Beyond price action, though, one of the main driving factors of this current NFT pump comes from a few specific projects. Those in the NFT space actively innovating, creating, or otherwise helping the ecosystem sustain itself seem to be hitting stride. And one of the recent advents helping propel them forward isn’t really an advent of all. Instead, the resurgence of Bored Apes and, of all things, of open editions (OE) has the NFT space buzzing.
Open editions are a type of NFT release where, instead of minting and selling a limited set of identical NFTs, creators leave the bookend off and allow collectors to mint as many editions as they please — or cap it to a few per wallet and set a time limit for minting. Jack Butcher, with his influential Checks project, is one of the most prominent leaders in the recent charge for open-edition prosperity.
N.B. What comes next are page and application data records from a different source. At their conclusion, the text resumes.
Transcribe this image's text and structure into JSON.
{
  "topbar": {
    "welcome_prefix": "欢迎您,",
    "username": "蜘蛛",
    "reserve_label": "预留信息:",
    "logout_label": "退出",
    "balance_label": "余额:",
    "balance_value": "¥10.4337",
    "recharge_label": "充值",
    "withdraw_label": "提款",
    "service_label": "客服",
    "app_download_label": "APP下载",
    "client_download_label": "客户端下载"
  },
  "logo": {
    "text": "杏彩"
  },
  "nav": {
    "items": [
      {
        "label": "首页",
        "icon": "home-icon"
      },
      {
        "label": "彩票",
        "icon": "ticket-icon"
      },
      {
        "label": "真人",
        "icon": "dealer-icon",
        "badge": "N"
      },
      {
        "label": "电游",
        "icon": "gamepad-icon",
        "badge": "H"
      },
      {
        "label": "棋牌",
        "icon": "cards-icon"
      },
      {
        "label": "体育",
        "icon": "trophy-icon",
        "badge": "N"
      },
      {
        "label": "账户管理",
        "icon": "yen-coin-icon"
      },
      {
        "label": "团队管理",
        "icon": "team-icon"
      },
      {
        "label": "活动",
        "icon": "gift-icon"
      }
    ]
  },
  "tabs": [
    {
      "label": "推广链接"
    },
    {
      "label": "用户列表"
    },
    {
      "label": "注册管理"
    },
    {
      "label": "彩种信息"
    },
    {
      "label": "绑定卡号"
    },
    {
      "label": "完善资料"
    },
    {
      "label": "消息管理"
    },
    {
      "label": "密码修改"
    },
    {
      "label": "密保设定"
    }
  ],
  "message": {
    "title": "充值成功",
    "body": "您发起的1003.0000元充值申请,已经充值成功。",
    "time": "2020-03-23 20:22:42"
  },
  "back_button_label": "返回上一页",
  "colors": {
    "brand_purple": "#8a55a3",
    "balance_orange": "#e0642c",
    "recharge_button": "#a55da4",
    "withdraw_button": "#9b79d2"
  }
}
Starting out, Butcher’s OE sold over 16,000 editions for eight dollars each as a satirization of social media verification. After the OE closed, Butcher started tinkering with unique burn dynamics that would add value back to those who minted, and, adjacent to his efforts, the NFT space did its thing, introducing dozens of derivates to the market. Then, the trend caught fire, and subsequently, numerous creators decided to launch similar ventures of their own utilizing Manifold’s services to facilitate.
The Nyan Balloon Color Change Station will be opening for a limited time, January 23-January 28th. You’ll have a chance to exchange your Nyan Balloon for a different color every day
— ☆Chris☆ (@PRguitarman) January 22, 2023
Defy isn’t part of an “OE meta” it’s the start of a movement in digital art and our collective futures.
Proceed w/ Caution. pic.twitter.com/uk37RimD9d
— Lucréce (@DesLucrece) January 24, 2023
In January, the NFT space witnessed numerous creators, big and small, launch OE projects, and the numbers are still growing. Yet, while ETH pumping and open editions have been two defining factors of this latest NFT uptick, one that has been overtly carrying the entire ecosystem is the recently launched Bored Ape Sewer Pass.
As part of an ongoing new campaign centered around a new story arch called The Trial of Jimmy the Monkey, Sewer Pass NFTs became claimable in mid-January, driving over $20 million in secondary sales volume amid the launch of a competitive skill game called Dookey Dash. Considering the hold that Yuga and BAYC have had on the NFT ecosystem for going on two years now, it’s no surprise that NFTs happen to be pumping at the same time as yet another groundbreaking Bored Ape endeavor.
BAYC aside, what can the NFT space expect from this convergence of an ETH pump, OE resurgence, and Web3 brand initiatives? As 2023 Q1 continues and tax season approaches, the NFT space could very well become a strenuous place to be once again. For the short term though, this trend of rising prices and increasing vibes seems likely to stay.
The post NFT Sales Are up 43%, but Are We Really in for a Bull Run? appeared first on nft now.